About this exercise:
In the records below, print each line exactly and leave every image out.

_ _ _ _ _ _ _

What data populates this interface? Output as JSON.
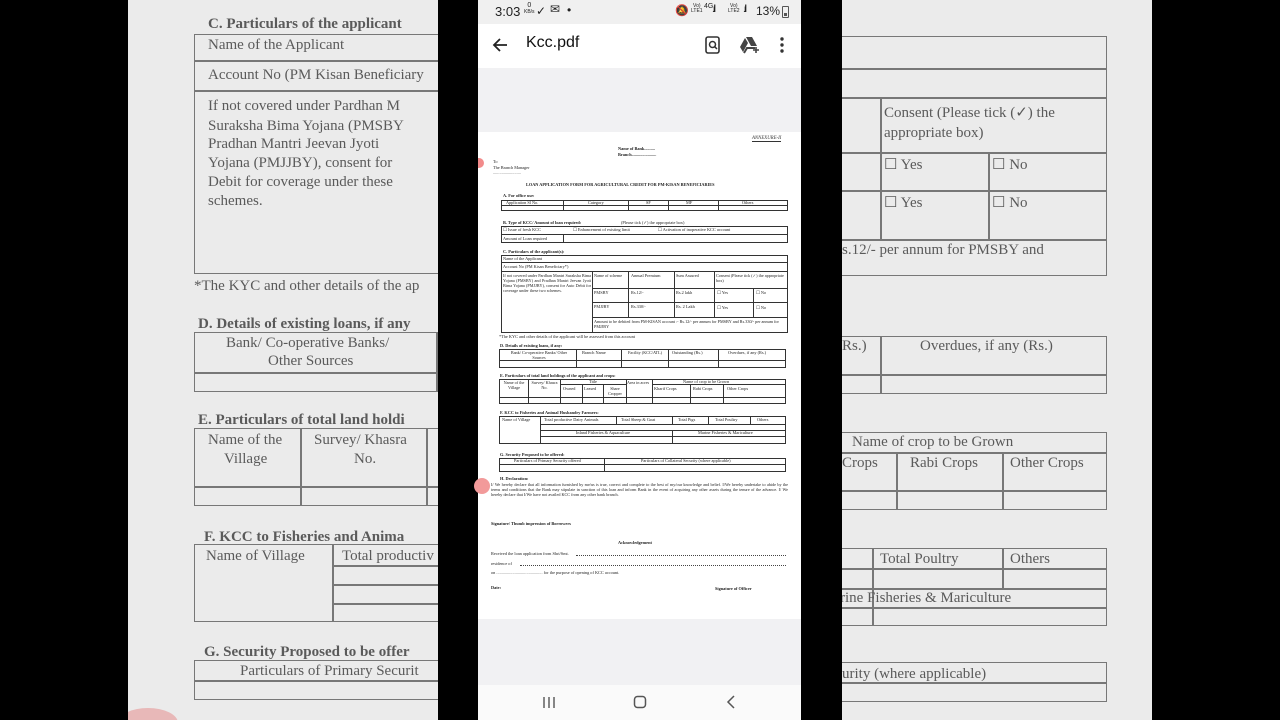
{
  "status_bar": {
    "time": "3:03",
    "data_speed_value": "0",
    "data_speed_unit": "KB/s",
    "net1_top": "Vo)",
    "net1_bottom": "LTE1",
    "net_type": "4G",
    "net2_top": "Vo)",
    "net2_bottom": "LTE2",
    "battery": "13%"
  },
  "app_bar": {
    "title": "Kcc.pdf"
  },
  "pdf": {
    "annexure": "ANNEXURE-II",
    "name_of_bank": "Name of Bank..........",
    "branch": "Branch.......................",
    "to": "To",
    "branch_manager": "The Branch Manager",
    "dots": "..........................",
    "form_title": "LOAN APPLICATION FORM FOR AGRICULTURAL CREDIT FOR PM-KISAN BENEFICIARIES",
    "sec_a": "A.   For office use:",
    "sec_a_cols": [
      "Application Sl No.",
      "Category",
      "SF",
      "MF",
      "Others"
    ],
    "sec_b": "B.   Type of KCC/ Amount of loan required:",
    "sec_b_note": "(Please tick (✓) the appropriate box)",
    "sec_b_opts": [
      "☐ Issue of fresh KCC",
      "☐ Enhancement of existing limit",
      "☐ Activation of inoperative KCC account"
    ],
    "sec_b_amount": "Amount of Loan required",
    "sec_c": "C.   Particulars of the applicant(s):",
    "sec_c_name": "Name of the Applicant",
    "sec_c_account": "Account No (PM Kisan Beneficiary*)",
    "sec_c_para": "If not covered under Pardhan Mantri Suraksha Bima Yojana (PMSBY) and Pradhan Mantri Jeevan Jyoti Bima Yojana (PMJJBY), consent for Auto Debit for coverage under these two schemes.",
    "sec_c_head": [
      "Name of scheme",
      "Annual Premium",
      "Sum Assured",
      "Consent (Please tick (✓) the appropriate box)"
    ],
    "sec_c_rows": [
      [
        "PMSBY",
        "Rs.12/-",
        "Rs.2 lakh",
        "☐ Yes",
        "☐ No"
      ],
      [
        "PMJJBY",
        "Rs.330/-",
        "Rs. 2 Lakh",
        "☐ Yes",
        "☐ No"
      ]
    ],
    "sec_c_debit": "Amount to be debited from PM-KISAN account :- Rs.12/- per annum for PMSBY and Rs.330/- per annum for PMJJBY",
    "kyc_note": "*The KYC and other details of the applicant will be assessed from this account",
    "sec_d": "D.   Details of existing loans, if any:",
    "sec_d_cols": [
      "Bank/ Co-operative Banks/ Other Sources",
      "Branch Name",
      "Facility (KCC/ATL)",
      "Outstanding (Rs.)",
      "Overdues, if any (Rs.)"
    ],
    "sec_e": "E.   Particulars of total land holdings of the applicant and crops:",
    "sec_e_cols": [
      "Name of the Village",
      "Survey/ Khasra No.",
      "Title",
      "Area in acres",
      "Name of crop to be Grown"
    ],
    "sec_e_title_sub": [
      "Owned",
      "Leased",
      "Share Cropper"
    ],
    "sec_e_crop_sub": [
      "Kharif Crops",
      "Rabi Crops",
      "Other Crops"
    ],
    "sec_f": "F.   KCC to Fisheries and Animal Husbandry Farmers:",
    "sec_f_cols": [
      "Name of Village",
      "Total productive Dairy Animals",
      "Total Sheep & Goat",
      "Total Pigs",
      "Total Poultry",
      "Others"
    ],
    "sec_f_sub": [
      "Inland Fisheries & Aquaculture",
      "Marine Fisheries & Mariculture"
    ],
    "sec_g": "G.   Security Proposed to be offered:",
    "sec_g_cols": [
      "Particulars of Primary Security offered",
      "Particulars of Collateral Security (where applicable)"
    ],
    "sec_h": "H.   Declaration:",
    "sec_h_text": "I/ We hereby declare that all information furnished by me/us is true, correct and complete to the best of my/our knowledge and belief. I/We hereby undertake to abide by the terms and conditions that the Bank may stipulate in sanction of this loan and inform Bank in the event of acquiring any other assets during the tenure of the advance. I/ We hereby declare that I/We have not availed KCC from any other bank branch.",
    "signature": "Signature/ Thumb impression of Borrowers",
    "ack": "Acknowledgement",
    "ack_line1": "Received the loan application from Shri/Smt.",
    "ack_line2": "residence of",
    "ack_line3": "on ........................................... for the purpose of opening of KCC account.",
    "date": "Date:",
    "officer": "Signature of Officer"
  },
  "background_left": {
    "sec_c": "C.   Particulars of the applicant",
    "name": "Name of the Applicant",
    "account": "Account No (PM Kisan Beneficiary",
    "para_lines": [
      "If  not  covered  under  Pardhan  M",
      "Suraksha  Bima  Yojana  (PMSBY",
      "Pradhan  Mantri  Jeevan  Jyoti",
      "Yojana  (PMJJBY),  consent  for",
      "Debit  for  coverage  under  these",
      "schemes."
    ],
    "kyc": "*The KYC and other details of the ap",
    "sec_d": "D.   Details of existing loans, if any",
    "bank_col": [
      "Bank/ Co-operative Banks/",
      "Other Sources"
    ],
    "sec_e": "E.   Particulars of total land holdi",
    "village": [
      "Name of the",
      "Village"
    ],
    "survey": [
      "Survey/ Khasra",
      "No."
    ],
    "sec_f": "F.   KCC to Fisheries and Anima",
    "village2": "Name of Village",
    "productive": "Total productiv",
    "sec_g": "G.   Security Proposed to be offer",
    "primary": "Particulars of Primary Securit"
  },
  "background_right": {
    "consent": [
      "Consent (Please tick (✓) the",
      "appropriate box)"
    ],
    "yes": "☐ Yes",
    "no": "☐ No",
    "per_annum": "s.12/- per annum for PMSBY and",
    "rs": "Rs.)",
    "overdues": "Overdues, if any (Rs.)",
    "crop_head": "Name of crop to be Grown",
    "crops": "Crops",
    "rabi": "Rabi Crops",
    "other": "Other Crops",
    "poultry": "Total Poultry",
    "others": "Others",
    "marine": "rine Fisheries & Mariculture",
    "collateral": "urity (where applicable)"
  }
}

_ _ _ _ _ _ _

Solution for this problem:
What data populates this interface? Output as JSON.
{
  "status_bar": {
    "time": "3:03",
    "data_speed_value": "0",
    "data_speed_unit": "KB/s",
    "net1_top": "Vo)",
    "net1_bottom": "LTE1",
    "net_type": "4G",
    "net2_top": "Vo)",
    "net2_bottom": "LTE2",
    "battery": "13%"
  },
  "app_bar": {
    "title": "Kcc.pdf"
  },
  "pdf": {
    "annexure": "ANNEXURE-II",
    "name_of_bank": "Name of Bank..........",
    "branch": "Branch.......................",
    "to": "To",
    "branch_manager": "The Branch Manager",
    "dots": "..........................",
    "form_title": "LOAN APPLICATION FORM FOR AGRICULTURAL CREDIT FOR PM-KISAN BENEFICIARIES",
    "sec_a": "A.   For office use:",
    "sec_a_cols": [
      "Application Sl No.",
      "Category",
      "SF",
      "MF",
      "Others"
    ],
    "sec_b": "B.   Type of KCC/ Amount of loan required:",
    "sec_b_note": "(Please tick (✓) the appropriate box)",
    "sec_b_opts": [
      "☐ Issue of fresh KCC",
      "☐ Enhancement of existing limit",
      "☐ Activation of inoperative KCC account"
    ],
    "sec_b_amount": "Amount of Loan required",
    "sec_c": "C.   Particulars of the applicant(s):",
    "sec_c_name": "Name of the Applicant",
    "sec_c_account": "Account No (PM Kisan Beneficiary*)",
    "sec_c_para": "If not covered under Pardhan Mantri Suraksha Bima Yojana (PMSBY) and Pradhan Mantri Jeevan Jyoti Bima Yojana (PMJJBY), consent for Auto Debit for coverage under these two schemes.",
    "sec_c_head": [
      "Name of scheme",
      "Annual Premium",
      "Sum Assured",
      "Consent (Please tick (✓) the appropriate box)"
    ],
    "sec_c_rows": [
      [
        "PMSBY",
        "Rs.12/-",
        "Rs.2 lakh",
        "☐ Yes",
        "☐ No"
      ],
      [
        "PMJJBY",
        "Rs.330/-",
        "Rs. 2 Lakh",
        "☐ Yes",
        "☐ No"
      ]
    ],
    "sec_c_debit": "Amount to be debited from PM-KISAN account :- Rs.12/- per annum for PMSBY and Rs.330/- per annum for PMJJBY",
    "kyc_note": "*The KYC and other details of the applicant will be assessed from this account",
    "sec_d": "D.   Details of existing loans, if any:",
    "sec_d_cols": [
      "Bank/ Co-operative Banks/ Other Sources",
      "Branch Name",
      "Facility (KCC/ATL)",
      "Outstanding (Rs.)",
      "Overdues, if any (Rs.)"
    ],
    "sec_e": "E.   Particulars of total land holdings of the applicant and crops:",
    "sec_e_cols": [
      "Name of the Village",
      "Survey/ Khasra No.",
      "Title",
      "Area in acres",
      "Name of crop to be Grown"
    ],
    "sec_e_title_sub": [
      "Owned",
      "Leased",
      "Share Cropper"
    ],
    "sec_e_crop_sub": [
      "Kharif Crops",
      "Rabi Crops",
      "Other Crops"
    ],
    "sec_f": "F.   KCC to Fisheries and Animal Husbandry Farmers:",
    "sec_f_cols": [
      "Name of Village",
      "Total productive Dairy Animals",
      "Total Sheep & Goat",
      "Total Pigs",
      "Total Poultry",
      "Others"
    ],
    "sec_f_sub": [
      "Inland Fisheries & Aquaculture",
      "Marine Fisheries & Mariculture"
    ],
    "sec_g": "G.   Security Proposed to be offered:",
    "sec_g_cols": [
      "Particulars of Primary Security offered",
      "Particulars of Collateral Security (where applicable)"
    ],
    "sec_h": "H.   Declaration:",
    "sec_h_text": "I/ We hereby declare that all information furnished by me/us is true, correct and complete to the best of my/our knowledge and belief. I/We hereby undertake to abide by the terms and conditions that the Bank may stipulate in sanction of this loan and inform Bank in the event of acquiring any other assets during the tenure of the advance. I/ We hereby declare that I/We have not availed KCC from any other bank branch.",
    "signature": "Signature/ Thumb impression of Borrowers",
    "ack": "Acknowledgement",
    "ack_line1": "Received the loan application from Shri/Smt.",
    "ack_line2": "residence of",
    "ack_line3": "on ........................................... for the purpose of opening of KCC account.",
    "date": "Date:",
    "officer": "Signature of Officer"
  },
  "background_left": {
    "sec_c": "C.   Particulars of the applicant",
    "name": "Name of the Applicant",
    "account": "Account No (PM Kisan Beneficiary",
    "para_lines": [
      "If  not  covered  under  Pardhan  M",
      "Suraksha  Bima  Yojana  (PMSBY",
      "Pradhan  Mantri  Jeevan  Jyoti",
      "Yojana  (PMJJBY),  consent  for",
      "Debit  for  coverage  under  these",
      "schemes."
    ],
    "kyc": "*The KYC and other details of the ap",
    "sec_d": "D.   Details of existing loans, if any",
    "bank_col": [
      "Bank/ Co-operative Banks/",
      "Other Sources"
    ],
    "sec_e": "E.   Particulars of total land holdi",
    "village": [
      "Name of the",
      "Village"
    ],
    "survey": [
      "Survey/ Khasra",
      "No."
    ],
    "sec_f": "F.   KCC to Fisheries and Anima",
    "village2": "Name of Village",
    "productive": "Total productiv",
    "sec_g": "G.   Security Proposed to be offer",
    "primary": "Particulars of Primary Securit"
  },
  "background_right": {
    "consent": [
      "Consent (Please tick (✓) the",
      "appropriate box)"
    ],
    "yes": "☐ Yes",
    "no": "☐ No",
    "per_annum": "s.12/- per annum for PMSBY and",
    "rs": "Rs.)",
    "overdues": "Overdues, if any (Rs.)",
    "crop_head": "Name of crop to be Grown",
    "crops": "Crops",
    "rabi": "Rabi Crops",
    "other": "Other Crops",
    "poultry": "Total Poultry",
    "others": "Others",
    "marine": "rine Fisheries & Mariculture",
    "collateral": "urity (where applicable)"
  }
}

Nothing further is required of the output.